### WHAT TO DO
Give back the records in their entirety, exactly.

** DATA RECORDS follows **

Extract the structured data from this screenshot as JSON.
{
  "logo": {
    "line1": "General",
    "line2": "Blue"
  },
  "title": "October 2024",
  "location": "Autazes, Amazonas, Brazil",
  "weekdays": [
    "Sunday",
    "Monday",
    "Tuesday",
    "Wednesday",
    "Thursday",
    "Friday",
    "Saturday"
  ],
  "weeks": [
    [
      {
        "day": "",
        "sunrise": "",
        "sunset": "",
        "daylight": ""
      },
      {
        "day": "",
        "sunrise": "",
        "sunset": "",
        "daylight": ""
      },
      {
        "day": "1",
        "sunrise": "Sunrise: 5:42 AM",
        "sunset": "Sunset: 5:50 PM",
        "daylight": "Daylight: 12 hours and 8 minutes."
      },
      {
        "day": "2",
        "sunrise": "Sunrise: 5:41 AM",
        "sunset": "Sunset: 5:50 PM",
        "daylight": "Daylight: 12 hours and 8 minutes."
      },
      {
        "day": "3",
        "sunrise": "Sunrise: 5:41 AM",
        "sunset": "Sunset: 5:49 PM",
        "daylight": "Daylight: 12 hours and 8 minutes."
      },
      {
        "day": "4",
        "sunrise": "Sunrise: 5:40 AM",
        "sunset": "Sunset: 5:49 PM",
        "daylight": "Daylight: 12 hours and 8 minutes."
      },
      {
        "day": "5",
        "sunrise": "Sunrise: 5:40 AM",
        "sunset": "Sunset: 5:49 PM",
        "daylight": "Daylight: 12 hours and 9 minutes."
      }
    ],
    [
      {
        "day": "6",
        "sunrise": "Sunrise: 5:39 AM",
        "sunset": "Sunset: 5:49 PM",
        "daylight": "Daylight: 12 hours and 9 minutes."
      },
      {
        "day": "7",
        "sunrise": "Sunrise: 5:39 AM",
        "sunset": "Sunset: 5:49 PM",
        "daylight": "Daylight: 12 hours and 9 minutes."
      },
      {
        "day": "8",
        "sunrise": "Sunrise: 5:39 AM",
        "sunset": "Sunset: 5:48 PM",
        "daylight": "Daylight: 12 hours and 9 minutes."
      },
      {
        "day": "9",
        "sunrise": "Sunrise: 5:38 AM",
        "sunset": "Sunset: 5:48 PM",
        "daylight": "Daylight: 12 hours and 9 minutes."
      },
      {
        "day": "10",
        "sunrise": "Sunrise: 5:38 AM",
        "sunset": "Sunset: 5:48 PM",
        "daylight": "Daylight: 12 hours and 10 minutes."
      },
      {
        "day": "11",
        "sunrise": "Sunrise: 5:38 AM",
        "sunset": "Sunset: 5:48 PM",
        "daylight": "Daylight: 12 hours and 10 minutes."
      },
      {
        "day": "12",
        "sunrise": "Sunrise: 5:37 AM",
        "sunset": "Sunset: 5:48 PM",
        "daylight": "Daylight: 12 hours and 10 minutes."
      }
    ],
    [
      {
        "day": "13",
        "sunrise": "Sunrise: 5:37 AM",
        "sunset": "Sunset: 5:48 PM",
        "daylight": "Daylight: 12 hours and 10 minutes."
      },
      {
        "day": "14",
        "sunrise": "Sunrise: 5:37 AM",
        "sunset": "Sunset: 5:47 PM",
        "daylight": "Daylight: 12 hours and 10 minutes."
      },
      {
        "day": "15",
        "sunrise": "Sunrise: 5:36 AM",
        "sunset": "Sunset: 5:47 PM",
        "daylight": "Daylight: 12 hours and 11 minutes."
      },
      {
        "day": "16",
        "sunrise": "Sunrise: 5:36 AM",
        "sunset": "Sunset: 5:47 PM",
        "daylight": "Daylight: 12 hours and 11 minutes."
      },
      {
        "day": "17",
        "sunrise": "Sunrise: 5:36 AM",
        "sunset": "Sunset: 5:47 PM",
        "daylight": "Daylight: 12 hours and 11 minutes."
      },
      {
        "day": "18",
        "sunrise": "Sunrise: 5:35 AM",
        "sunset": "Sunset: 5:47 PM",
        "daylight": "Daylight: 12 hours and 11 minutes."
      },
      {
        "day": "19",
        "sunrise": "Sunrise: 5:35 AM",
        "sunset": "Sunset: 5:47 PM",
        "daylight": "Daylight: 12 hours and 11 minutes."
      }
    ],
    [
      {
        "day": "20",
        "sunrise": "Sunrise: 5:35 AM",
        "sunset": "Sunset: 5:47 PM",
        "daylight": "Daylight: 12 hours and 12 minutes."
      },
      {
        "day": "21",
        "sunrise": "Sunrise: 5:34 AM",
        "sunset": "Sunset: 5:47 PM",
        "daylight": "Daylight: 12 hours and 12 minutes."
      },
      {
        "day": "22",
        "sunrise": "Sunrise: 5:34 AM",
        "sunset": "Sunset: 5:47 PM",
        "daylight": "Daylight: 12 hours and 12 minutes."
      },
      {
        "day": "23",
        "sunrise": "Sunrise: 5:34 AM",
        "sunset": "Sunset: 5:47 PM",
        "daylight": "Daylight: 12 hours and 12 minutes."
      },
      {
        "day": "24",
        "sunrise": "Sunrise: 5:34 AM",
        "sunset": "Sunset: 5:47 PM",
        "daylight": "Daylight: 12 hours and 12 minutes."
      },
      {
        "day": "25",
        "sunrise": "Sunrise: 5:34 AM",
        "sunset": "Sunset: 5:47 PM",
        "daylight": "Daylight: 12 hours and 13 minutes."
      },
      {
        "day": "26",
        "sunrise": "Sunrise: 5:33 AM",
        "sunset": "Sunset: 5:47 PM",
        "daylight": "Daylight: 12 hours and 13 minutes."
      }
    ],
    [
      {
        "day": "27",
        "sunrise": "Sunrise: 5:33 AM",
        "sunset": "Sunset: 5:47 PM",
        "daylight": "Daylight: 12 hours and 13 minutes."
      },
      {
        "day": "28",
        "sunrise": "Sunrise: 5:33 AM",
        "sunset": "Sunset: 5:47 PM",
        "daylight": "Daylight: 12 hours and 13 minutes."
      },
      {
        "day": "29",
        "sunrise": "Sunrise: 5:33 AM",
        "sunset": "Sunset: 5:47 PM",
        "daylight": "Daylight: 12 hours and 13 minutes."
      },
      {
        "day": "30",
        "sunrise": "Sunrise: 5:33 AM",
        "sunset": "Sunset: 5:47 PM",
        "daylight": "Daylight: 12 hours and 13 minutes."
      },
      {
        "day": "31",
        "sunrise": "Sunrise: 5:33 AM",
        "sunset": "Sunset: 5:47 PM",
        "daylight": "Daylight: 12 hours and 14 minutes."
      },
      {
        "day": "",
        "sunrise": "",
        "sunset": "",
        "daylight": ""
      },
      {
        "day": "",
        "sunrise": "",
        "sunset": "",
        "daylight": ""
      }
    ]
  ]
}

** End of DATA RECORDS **

### RESULT
Extract the structured data from this screenshot as JSON.
{
  "logo": {
    "line1": "General",
    "line2": "Blue"
  },
  "title": "October 2024",
  "location": "Autazes, Amazonas, Brazil",
  "weekdays": [
    "Sunday",
    "Monday",
    "Tuesday",
    "Wednesday",
    "Thursday",
    "Friday",
    "Saturday"
  ],
  "weeks": [
    [
      {
        "day": "",
        "sunrise": "",
        "sunset": "",
        "daylight": ""
      },
      {
        "day": "",
        "sunrise": "",
        "sunset": "",
        "daylight": ""
      },
      {
        "day": "1",
        "sunrise": "Sunrise: 5:42 AM",
        "sunset": "Sunset: 5:50 PM",
        "daylight": "Daylight: 12 hours and 8 minutes."
      },
      {
        "day": "2",
        "sunrise": "Sunrise: 5:41 AM",
        "sunset": "Sunset: 5:50 PM",
        "daylight": "Daylight: 12 hours and 8 minutes."
      },
      {
        "day": "3",
        "sunrise": "Sunrise: 5:41 AM",
        "sunset": "Sunset: 5:49 PM",
        "daylight": "Daylight: 12 hours and 8 minutes."
      },
      {
        "day": "4",
        "sunrise": "Sunrise: 5:40 AM",
        "sunset": "Sunset: 5:49 PM",
        "daylight": "Daylight: 12 hours and 8 minutes."
      },
      {
        "day": "5",
        "sunrise": "Sunrise: 5:40 AM",
        "sunset": "Sunset: 5:49 PM",
        "daylight": "Daylight: 12 hours and 9 minutes."
      }
    ],
    [
      {
        "day": "6",
        "sunrise": "Sunrise: 5:39 AM",
        "sunset": "Sunset: 5:49 PM",
        "daylight": "Daylight: 12 hours and 9 minutes."
      },
      {
        "day": "7",
        "sunrise": "Sunrise: 5:39 AM",
        "sunset": "Sunset: 5:49 PM",
        "daylight": "Daylight: 12 hours and 9 minutes."
      },
      {
        "day": "8",
        "sunrise": "Sunrise: 5:39 AM",
        "sunset": "Sunset: 5:48 PM",
        "daylight": "Daylight: 12 hours and 9 minutes."
      },
      {
        "day": "9",
        "sunrise": "Sunrise: 5:38 AM",
        "sunset": "Sunset: 5:48 PM",
        "daylight": "Daylight: 12 hours and 9 minutes."
      },
      {
        "day": "10",
        "sunrise": "Sunrise: 5:38 AM",
        "sunset": "Sunset: 5:48 PM",
        "daylight": "Daylight: 12 hours and 10 minutes."
      },
      {
        "day": "11",
        "sunrise": "Sunrise: 5:38 AM",
        "sunset": "Sunset: 5:48 PM",
        "daylight": "Daylight: 12 hours and 10 minutes."
      },
      {
        "day": "12",
        "sunrise": "Sunrise: 5:37 AM",
        "sunset": "Sunset: 5:48 PM",
        "daylight": "Daylight: 12 hours and 10 minutes."
      }
    ],
    [
      {
        "day": "13",
        "sunrise": "Sunrise: 5:37 AM",
        "sunset": "Sunset: 5:48 PM",
        "daylight": "Daylight: 12 hours and 10 minutes."
      },
      {
        "day": "14",
        "sunrise": "Sunrise: 5:37 AM",
        "sunset": "Sunset: 5:47 PM",
        "daylight": "Daylight: 12 hours and 10 minutes."
      },
      {
        "day": "15",
        "sunrise": "Sunrise: 5:36 AM",
        "sunset": "Sunset: 5:47 PM",
        "daylight": "Daylight: 12 hours and 11 minutes."
      },
      {
        "day": "16",
        "sunrise": "Sunrise: 5:36 AM",
        "sunset": "Sunset: 5:47 PM",
        "daylight": "Daylight: 12 hours and 11 minutes."
      },
      {
        "day": "17",
        "sunrise": "Sunrise: 5:36 AM",
        "sunset": "Sunset: 5:47 PM",
        "daylight": "Daylight: 12 hours and 11 minutes."
      },
      {
        "day": "18",
        "sunrise": "Sunrise: 5:35 AM",
        "sunset": "Sunset: 5:47 PM",
        "daylight": "Daylight: 12 hours and 11 minutes."
      },
      {
        "day": "19",
        "sunrise": "Sunrise: 5:35 AM",
        "sunset": "Sunset: 5:47 PM",
        "daylight": "Daylight: 12 hours and 11 minutes."
      }
    ],
    [
      {
        "day": "20",
        "sunrise": "Sunrise: 5:35 AM",
        "sunset": "Sunset: 5:47 PM",
        "daylight": "Daylight: 12 hours and 12 minutes."
      },
      {
        "day": "21",
        "sunrise": "Sunrise: 5:34 AM",
        "sunset": "Sunset: 5:47 PM",
        "daylight": "Daylight: 12 hours and 12 minutes."
      },
      {
        "day": "22",
        "sunrise": "Sunrise: 5:34 AM",
        "sunset": "Sunset: 5:47 PM",
        "daylight": "Daylight: 12 hours and 12 minutes."
      },
      {
        "day": "23",
        "sunrise": "Sunrise: 5:34 AM",
        "sunset": "Sunset: 5:47 PM",
        "daylight": "Daylight: 12 hours and 12 minutes."
      },
      {
        "day": "24",
        "sunrise": "Sunrise: 5:34 AM",
        "sunset": "Sunset: 5:47 PM",
        "daylight": "Daylight: 12 hours and 12 minutes."
      },
      {
        "day": "25",
        "sunrise": "Sunrise: 5:34 AM",
        "sunset": "Sunset: 5:47 PM",
        "daylight": "Daylight: 12 hours and 13 minutes."
      },
      {
        "day": "26",
        "sunrise": "Sunrise: 5:33 AM",
        "sunset": "Sunset: 5:47 PM",
        "daylight": "Daylight: 12 hours and 13 minutes."
      }
    ],
    [
      {
        "day": "27",
        "sunrise": "Sunrise: 5:33 AM",
        "sunset": "Sunset: 5:47 PM",
        "daylight": "Daylight: 12 hours and 13 minutes."
      },
      {
        "day": "28",
        "sunrise": "Sunrise: 5:33 AM",
        "sunset": "Sunset: 5:47 PM",
        "daylight": "Daylight: 12 hours and 13 minutes."
      },
      {
        "day": "29",
        "sunrise": "Sunrise: 5:33 AM",
        "sunset": "Sunset: 5:47 PM",
        "daylight": "Daylight: 12 hours and 13 minutes."
      },
      {
        "day": "30",
        "sunrise": "Sunrise: 5:33 AM",
        "sunset": "Sunset: 5:47 PM",
        "daylight": "Daylight: 12 hours and 13 minutes."
      },
      {
        "day": "31",
        "sunrise": "Sunrise: 5:33 AM",
        "sunset": "Sunset: 5:47 PM",
        "daylight": "Daylight: 12 hours and 14 minutes."
      },
      {
        "day": "",
        "sunrise": "",
        "sunset": "",
        "daylight": ""
      },
      {
        "day": "",
        "sunrise": "",
        "sunset": "",
        "daylight": ""
      }
    ]
  ]
}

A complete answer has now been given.